Monday, 4 February 2008

Subjective projections on the imagined-to-be societ

image: Dan Perjovschi
As tomorrow we are gathering to share our thoughts and ideas on the status quo of today and reflect upon our expectations of what to take place, I want to mention some lines of thought where we could base our debate on. These lines of thought can also be taken as triggering effects.
To be a proper member of a social group or community, one is asked to fullfill demands that have been traditionally or ritually accepted or expected. The forming of consent will be a far back discussion of how we got to form societies but maybe an interesting one to base our thinking. Despite the consent is an actualisation of (re)defining the freedom of act and speech as well as primordially defined status of social grounds.
Today, in London everything is mostly purchased in transparent bags and mobile phones can function as a transmitter in (defined) necessary conditions. Throughout all these and more to be added aspects, would be interesting to discuss the fragile circumstances or semi-virtual hints on subjectivities. Where does a correspondance or interaction take place? Where does the (re) / (over) locating of segragation stand? What is at stake with suspense and the suspect? Where is the thin line between a member and an enemy.
What kind of society to live in? Which are your demands and wishes to come true? Do you imagine such a society. Where do you wanna live, why do you think there would be better place to do so? How open do you want to be and how open can you be?
I subjectively do not believe in the duality of subject and society. Both shapes each other and influences each other and everything is dependant on experience. What kind of experiences do you foresee for everyone?
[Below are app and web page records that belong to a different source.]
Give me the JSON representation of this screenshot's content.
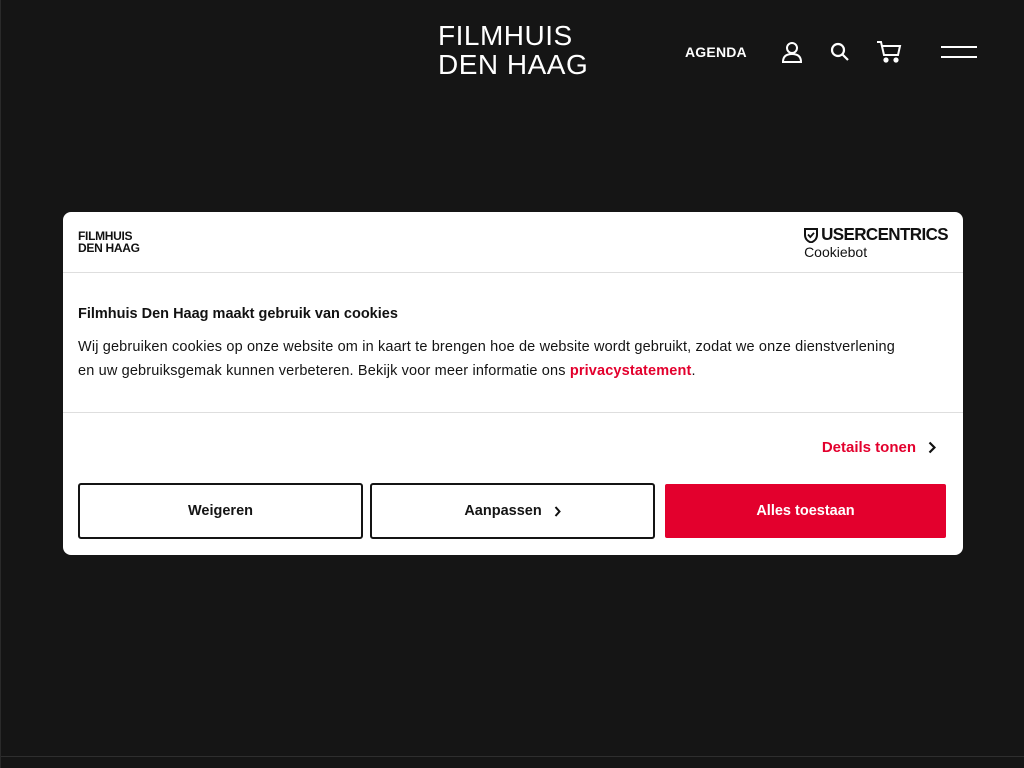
{
  "header": {
    "logo_line1": "FILMHUIS",
    "logo_line2": "DEN HAAG",
    "nav_agenda": "AGENDA",
    "icons": [
      "user-icon",
      "search-icon",
      "cart-icon",
      "menu-icon"
    ]
  },
  "dialog": {
    "logo_line1": "FILMHUIS",
    "logo_line2": "DEN HAAG",
    "brand_name": "USERCENTRICS",
    "brand_sub": "Cookiebot",
    "title": "Filmhuis Den Haag maakt gebruik van cookies",
    "text": "Wij gebruiken cookies op onze website om in kaart te brengen hoe de website wordt gebruikt, zodat we onze dienstverlening en uw gebruiksgemak kunnen verbeteren. Bekijk voor meer informatie ons ",
    "privacy_link": "privacystatement",
    "text_end": ".",
    "details_label": "Details tonen",
    "buttons": {
      "reject": "Weigeren",
      "customize": "Aanpassen",
      "accept_all": "Alles toestaan"
    }
  },
  "colors": {
    "background": "#151515",
    "accent": "#e3002d",
    "dialog_bg": "#ffffff"
  }
}
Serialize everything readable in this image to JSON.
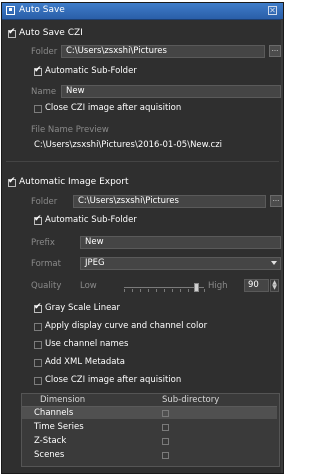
{
  "title": "Auto Save",
  "auto_save_czi": {
    "checkbox_label": "Auto Save CZI",
    "checked": true,
    "folder_label": "Folder",
    "folder_value": "C:\\Users\\zsxshi\\Pictures",
    "browse_label": "...",
    "auto_subfolder_label": "Automatic Sub-Folder",
    "auto_subfolder_checked": true,
    "name_label": "Name",
    "name_value": "New",
    "close_czi_label": "Close CZI image after aquisition",
    "close_czi_checked": false,
    "preview_label": "File Name Preview",
    "preview_value": "C:\\Users\\zsxshi\\Pictures\\2016-01-05\\New.czi"
  },
  "auto_export": {
    "checkbox_label": "Automatic Image Export",
    "checked": true,
    "folder_label": "Folder",
    "folder_value": "C:\\Users\\zsxshi\\Pictures",
    "browse_label": "...",
    "auto_subfolder_label": "Automatic Sub-Folder",
    "auto_subfolder_checked": true,
    "prefix_label": "Prefix",
    "prefix_value": "New",
    "format_label": "Format",
    "format_value": "JPEG",
    "quality_label": "Quality",
    "quality_low": "Low",
    "quality_high": "High",
    "quality_value": "90",
    "quality_fraction": 0.9,
    "options": [
      {
        "label": "Gray Scale Linear",
        "checked": true
      },
      {
        "label": "Apply display curve and channel color",
        "checked": false
      },
      {
        "label": "Use channel names",
        "checked": false
      },
      {
        "label": "Add XML Metadata",
        "checked": false
      },
      {
        "label": "Close CZI image after aquisition",
        "checked": false
      }
    ]
  },
  "dimension_table": {
    "col_dimension": "Dimension",
    "col_subdirectory": "Sub-directory",
    "rows": [
      {
        "label": "Channels",
        "checked": false
      },
      {
        "label": "Time Series",
        "checked": false
      },
      {
        "label": "Z-Stack",
        "checked": false
      },
      {
        "label": "Scenes",
        "checked": false
      }
    ]
  }
}
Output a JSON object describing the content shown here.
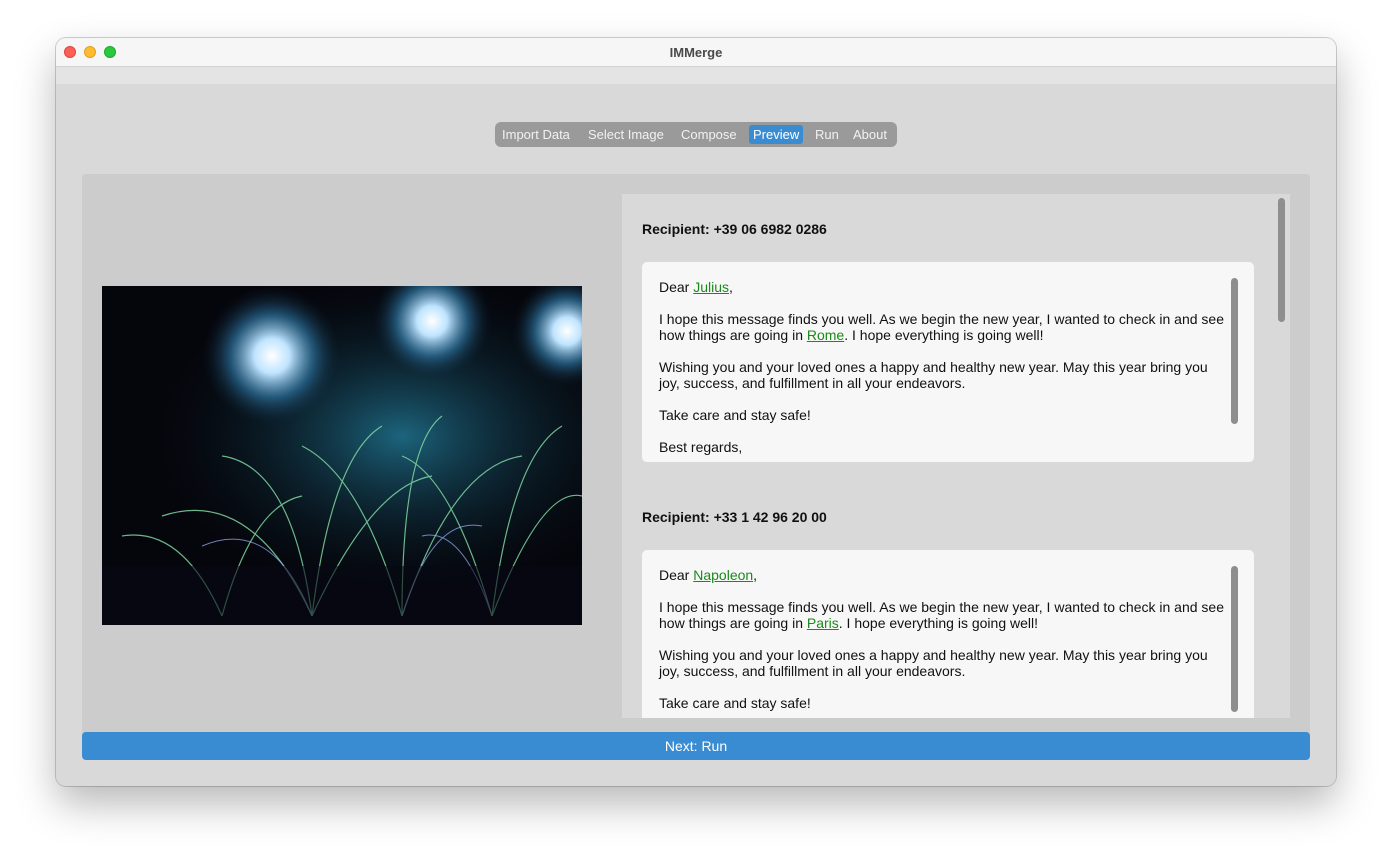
{
  "window": {
    "title": "IMMerge"
  },
  "tabs": [
    {
      "label": "Import Data"
    },
    {
      "label": "Select Image"
    },
    {
      "label": "Compose"
    },
    {
      "label": "Preview",
      "active": true
    },
    {
      "label": "Run"
    },
    {
      "label": "About"
    }
  ],
  "preview": {
    "image": "fireworks-photo",
    "messages": [
      {
        "recipient_label": "Recipient: +39 06 6982 0286",
        "greeting_prefix": "Dear ",
        "name": "Julius",
        "greeting_suffix": ",",
        "line2_prefix": "I hope this message finds you well. As we begin the new year, I wanted to check in and see how things are going in ",
        "city": "Rome",
        "line2_suffix": ". I hope everything is going well!",
        "line3": "Wishing you and your loved ones a happy and healthy new year. May this year bring you joy, success, and fulfillment in all your endeavors.",
        "line4": "Take care and stay safe!",
        "line5": "Best regards,"
      },
      {
        "recipient_label": "Recipient: +33 1 42 96 20 00",
        "greeting_prefix": "Dear ",
        "name": "Napoleon",
        "greeting_suffix": ",",
        "line2_prefix": "I hope this message finds you well. As we begin the new year, I wanted to check in and see how things are going in ",
        "city": "Paris",
        "line2_suffix": ". I hope everything is going well!",
        "line3": "Wishing you and your loved ones a happy and healthy new year. May this year bring you joy, success, and fulfillment in all your endeavors.",
        "line4": "Take care and stay safe!"
      }
    ]
  },
  "next_button": {
    "label": "Next: Run"
  },
  "colors": {
    "accent": "#3a8cd2",
    "variable_link": "#1a8a1a",
    "tab_bar": "#9a9a9a"
  }
}
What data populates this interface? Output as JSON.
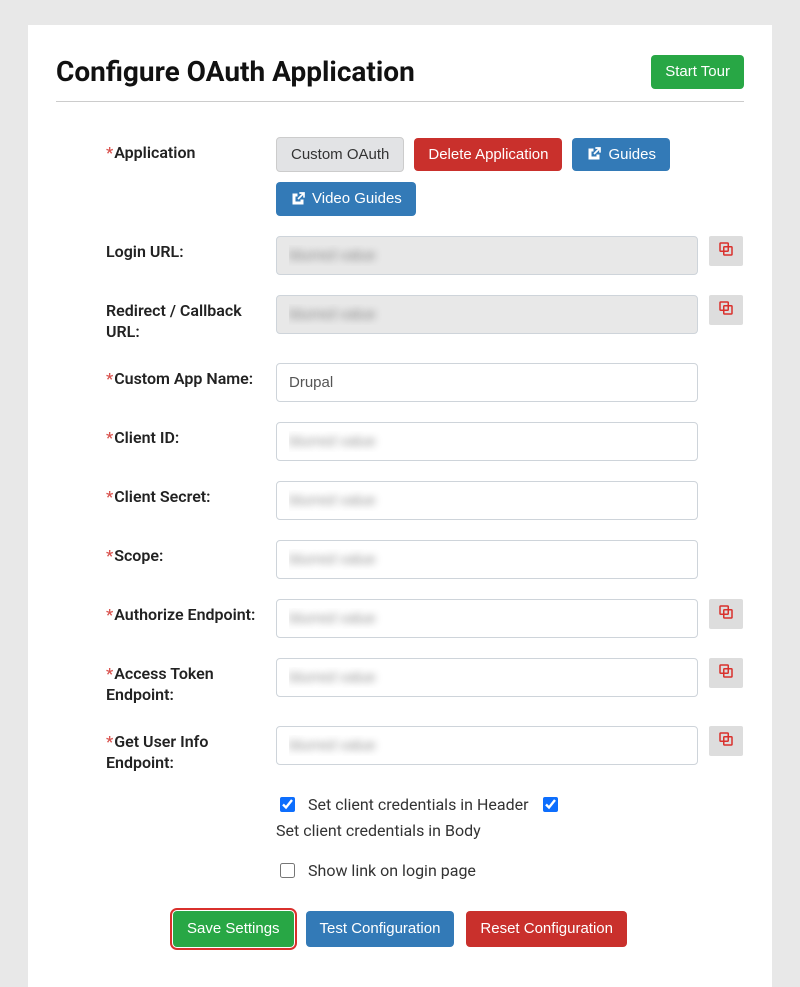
{
  "header": {
    "title": "Configure OAuth Application",
    "start_tour": "Start Tour"
  },
  "app_row": {
    "label": "Application",
    "required": true,
    "selected": "Custom OAuth",
    "delete": "Delete Application",
    "guides": "Guides",
    "video_guides": "Video Guides"
  },
  "fields": {
    "login_url": {
      "label": "Login URL:",
      "required": false,
      "value": "blurred value",
      "readonly": true,
      "copy": true
    },
    "redirect": {
      "label": "Redirect / Callback URL:",
      "required": false,
      "value": "blurred value",
      "readonly": true,
      "copy": true
    },
    "custom_app": {
      "label": "Custom App Name:",
      "required": true,
      "value": "Drupal"
    },
    "client_id": {
      "label": "Client ID:",
      "required": true,
      "value": "blurred value",
      "blur": true
    },
    "client_secret": {
      "label": "Client Secret:",
      "required": true,
      "value": "blurred value",
      "blur": true
    },
    "scope": {
      "label": "Scope:",
      "required": true,
      "value": "blurred value",
      "blur": true
    },
    "authorize": {
      "label": "Authorize Endpoint:",
      "required": true,
      "value": "blurred value",
      "blur": true,
      "copy": true
    },
    "access_token": {
      "label": "Access Token Endpoint:",
      "required": true,
      "value": "blurred value",
      "blur": true,
      "copy": true
    },
    "userinfo": {
      "label": "Get User Info Endpoint:",
      "required": true,
      "value": "blurred value",
      "blur": true,
      "copy": true
    }
  },
  "checkboxes": {
    "header": {
      "label": "Set client credentials in Header",
      "checked": true
    },
    "body": {
      "label": "Set client credentials in Body",
      "checked": true
    },
    "show_link": {
      "label": "Show link on login page",
      "checked": false
    }
  },
  "footer": {
    "save": "Save Settings",
    "test": "Test Configuration",
    "reset": "Reset Configuration"
  }
}
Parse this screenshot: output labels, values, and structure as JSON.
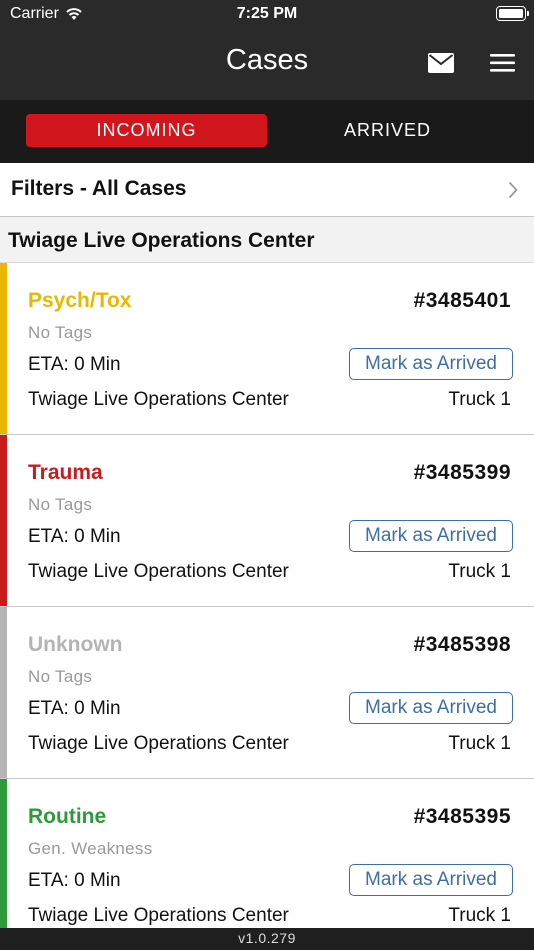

Sunday, 3 February 2008

Flash mobbing in silence......

Might be a very cool way of linking groups together.....


Could be useful for the debate